  • [27] Viet-Anh Le, Hai Xuan Le, Linh Nguyen, and Minh Xuan Phan. An efficient adaptive hierarchical sliding mode control strategy using neural networks for 3D overhead cranes. International Journal of Automation and Computing, 16:Published online, 2019.
  • [28] Hai Xuan Le, Viet-Anh Le, and Linh Nguyen. Adaptive fuzzy observer based hierarchical sliding mode control for uncertain 2D overhead cranes. Cyber-Physical Systems, 5:In press, 2019.
  • [29] Jong Hyeon Park and Young Jong Lee. Robust visual servoing for motion control of the ball on a plate. Mechatronics, 13(7):723–738, 2003.
  • [30] Tarek Madani and Abdelaziz Benallegue. Backstepping sliding mode control applied to a miniature quadrotor flying robot. In IEEE Industrial Electronics, IECON 2006-32nd Annual Conference on, pages 700–705. IEEE, 2006.
  • [31] A Stotsky, JK Hedrick, and PP Yip. The use of sliding modes to simplify the backstepping control method. In American Control Conference, 1997. Proceedings of the 1997, volume 3, pages 1703–1708. IEEE, 1997.
  • [32] Naijian Chen, Fangzhen Song, Guoping Li, Xuan Sun, and Changsheng Ai. An adaptive sliding mode backstepping control for the mobile manipulator with nonholonomic constraints. Communications in Nonlinear Science and Numerical Simulation, 18(10):2885–2899, 2013.
  • [33] Dvahg Swaroop, JC Gerdes, P Patrick Yip, and J Karl Hedrick.
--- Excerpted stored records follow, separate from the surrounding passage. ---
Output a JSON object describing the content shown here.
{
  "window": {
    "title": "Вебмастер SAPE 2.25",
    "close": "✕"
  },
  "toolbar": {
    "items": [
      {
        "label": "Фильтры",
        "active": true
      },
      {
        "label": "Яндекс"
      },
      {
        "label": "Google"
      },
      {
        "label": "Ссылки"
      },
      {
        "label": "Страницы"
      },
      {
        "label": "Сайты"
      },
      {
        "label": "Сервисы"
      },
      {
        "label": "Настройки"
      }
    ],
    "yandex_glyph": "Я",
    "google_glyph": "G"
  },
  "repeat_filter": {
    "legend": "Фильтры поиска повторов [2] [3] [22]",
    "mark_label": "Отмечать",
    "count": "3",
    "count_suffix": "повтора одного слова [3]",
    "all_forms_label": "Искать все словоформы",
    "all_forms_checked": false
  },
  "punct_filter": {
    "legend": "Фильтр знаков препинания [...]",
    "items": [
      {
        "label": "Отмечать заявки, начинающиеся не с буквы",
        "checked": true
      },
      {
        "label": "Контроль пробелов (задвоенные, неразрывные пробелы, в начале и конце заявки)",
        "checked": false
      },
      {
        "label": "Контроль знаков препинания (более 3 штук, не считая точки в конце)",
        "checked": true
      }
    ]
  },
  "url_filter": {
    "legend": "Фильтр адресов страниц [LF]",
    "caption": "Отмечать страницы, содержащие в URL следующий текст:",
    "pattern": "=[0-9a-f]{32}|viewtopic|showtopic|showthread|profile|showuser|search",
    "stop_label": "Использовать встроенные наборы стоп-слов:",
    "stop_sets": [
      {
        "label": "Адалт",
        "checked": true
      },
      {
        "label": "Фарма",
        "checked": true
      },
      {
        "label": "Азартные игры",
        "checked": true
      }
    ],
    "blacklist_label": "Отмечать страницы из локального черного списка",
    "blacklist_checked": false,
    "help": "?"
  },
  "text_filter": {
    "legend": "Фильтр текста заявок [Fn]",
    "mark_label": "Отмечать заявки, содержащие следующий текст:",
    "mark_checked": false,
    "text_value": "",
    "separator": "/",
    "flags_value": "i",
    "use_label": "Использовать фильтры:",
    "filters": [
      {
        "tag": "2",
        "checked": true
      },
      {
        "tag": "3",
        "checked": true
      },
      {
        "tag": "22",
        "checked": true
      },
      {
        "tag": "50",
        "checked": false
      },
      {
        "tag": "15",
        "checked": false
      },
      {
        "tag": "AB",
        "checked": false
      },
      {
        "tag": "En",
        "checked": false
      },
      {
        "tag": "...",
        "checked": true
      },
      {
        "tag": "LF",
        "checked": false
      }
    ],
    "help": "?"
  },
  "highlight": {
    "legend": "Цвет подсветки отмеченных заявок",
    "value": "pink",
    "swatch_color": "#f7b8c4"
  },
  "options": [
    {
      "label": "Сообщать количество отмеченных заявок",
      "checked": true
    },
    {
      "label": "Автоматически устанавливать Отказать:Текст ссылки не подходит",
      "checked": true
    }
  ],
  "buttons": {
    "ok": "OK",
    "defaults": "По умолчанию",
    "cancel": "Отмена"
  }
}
Dynamic surface control of nonlinear systems. In American Control Conference, 1997. Proceedings of the 1997, volume 5, pages 3028–3034. IEEE, 1997.
  • [34] Min-Jung Lee and Young-Kiu Choi. An adaptive neurocontroller using rbfn for robot manipulators. IEEE Transactions on Industrial Electronics, 51(3):711–717, 2004.
  • [35] Liangyong Wang, Tianyou Chai, and Lianfei Zhai. Neural-network-based terminal sliding-mode control of robotic manipulators including actuator dynamics. IEEE Transactions on Industrial Electronics, 56(9):3296–3304, 2009.
  • [36] Yiming Jiang, Zhi Liu, Ci Chen, and Yun Zhang. Adaptive robust fuzzy control for dual arm robot with unknown input deadzone nonlinearity. Nonlinear Dynamics, 81(3):1301–1314, 2015.
  • [37] Xiao-Yuan Luo, Zhi-Hao Zhu, and Xin-Ping Guan. Adaptive fuzzy dynamic surface control for uncertain nonlinear systems. International Journal of Automation and Computing, 6(4):385–390, 2009.
  • [38] Xiao-Jing Wu, Xue-Li Wu, and Xiao-Yuan Luo. Adaptive neural network dynamic surface control for a class of nonlinear systems with uncertain time delays. International Journal of Automation and Computing, 13(4):409–416, 2016.
  • [39] J-JE Slotine and Li Weiping. Adaptive manipulator control: A case study. IEEE transactions on automatic control, 33(11):995–1003, 1988.
  • [40] Zhong-Ping Jiang and Yuan Wang. Input-to-state stability for discrete-time nonlinear systems. Automatica, 37(6):857–869, 2001.